*** EXERCISE MATERIALS ***
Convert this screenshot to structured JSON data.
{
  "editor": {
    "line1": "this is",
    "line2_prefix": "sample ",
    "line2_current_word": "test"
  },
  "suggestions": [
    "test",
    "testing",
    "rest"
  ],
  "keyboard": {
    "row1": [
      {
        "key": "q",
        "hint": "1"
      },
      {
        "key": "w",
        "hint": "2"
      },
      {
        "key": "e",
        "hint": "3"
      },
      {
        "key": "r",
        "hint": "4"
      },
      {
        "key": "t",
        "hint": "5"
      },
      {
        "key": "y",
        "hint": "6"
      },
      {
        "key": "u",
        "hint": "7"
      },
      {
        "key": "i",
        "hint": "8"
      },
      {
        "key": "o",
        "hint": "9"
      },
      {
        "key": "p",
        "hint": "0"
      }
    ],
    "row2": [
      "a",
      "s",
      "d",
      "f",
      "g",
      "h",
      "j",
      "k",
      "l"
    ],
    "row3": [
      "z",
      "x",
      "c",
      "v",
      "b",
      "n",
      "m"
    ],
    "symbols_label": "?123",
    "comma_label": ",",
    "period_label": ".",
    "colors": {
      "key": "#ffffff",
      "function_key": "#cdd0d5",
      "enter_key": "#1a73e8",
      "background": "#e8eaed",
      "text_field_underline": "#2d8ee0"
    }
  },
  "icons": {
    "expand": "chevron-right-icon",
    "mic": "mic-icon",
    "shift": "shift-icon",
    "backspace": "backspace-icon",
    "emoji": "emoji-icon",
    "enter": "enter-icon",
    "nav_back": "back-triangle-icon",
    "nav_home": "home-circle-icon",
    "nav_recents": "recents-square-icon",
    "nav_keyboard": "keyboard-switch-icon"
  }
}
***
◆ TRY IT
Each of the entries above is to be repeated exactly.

◆ ANSWER BOX
Convert this screenshot to structured JSON data.
{
  "editor": {
    "line1": "this is",
    "line2_prefix": "sample ",
    "line2_current_word": "test"
  },
  "suggestions": [
    "test",
    "testing",
    "rest"
  ],
  "keyboard": {
    "row1": [
      {
        "key": "q",
        "hint": "1"
      },
      {
        "key": "w",
        "hint": "2"
      },
      {
        "key": "e",
        "hint": "3"
      },
      {
        "key": "r",
        "hint": "4"
      },
      {
        "key": "t",
        "hint": "5"
      },
      {
        "key": "y",
        "hint": "6"
      },
      {
        "key": "u",
        "hint": "7"
      },
      {
        "key": "i",
        "hint": "8"
      },
      {
        "key": "o",
        "hint": "9"
      },
      {
        "key": "p",
        "hint": "0"
      }
    ],
    "row2": [
      "a",
      "s",
      "d",
      "f",
      "g",
      "h",
      "j",
      "k",
      "l"
    ],
    "row3": [
      "z",
      "x",
      "c",
      "v",
      "b",
      "n",
      "m"
    ],
    "symbols_label": "?123",
    "comma_label": ",",
    "period_label": ".",
    "colors": {
      "key": "#ffffff",
      "function_key": "#cdd0d5",
      "enter_key": "#1a73e8",
      "background": "#e8eaed",
      "text_field_underline": "#2d8ee0"
    }
  },
  "icons": {
    "expand": "chevron-right-icon",
    "mic": "mic-icon",
    "shift": "shift-icon",
    "backspace": "backspace-icon",
    "emoji": "emoji-icon",
    "enter": "enter-icon",
    "nav_back": "back-triangle-icon",
    "nav_home": "home-circle-icon",
    "nav_recents": "recents-square-icon",
    "nav_keyboard": "keyboard-switch-icon"
  }
}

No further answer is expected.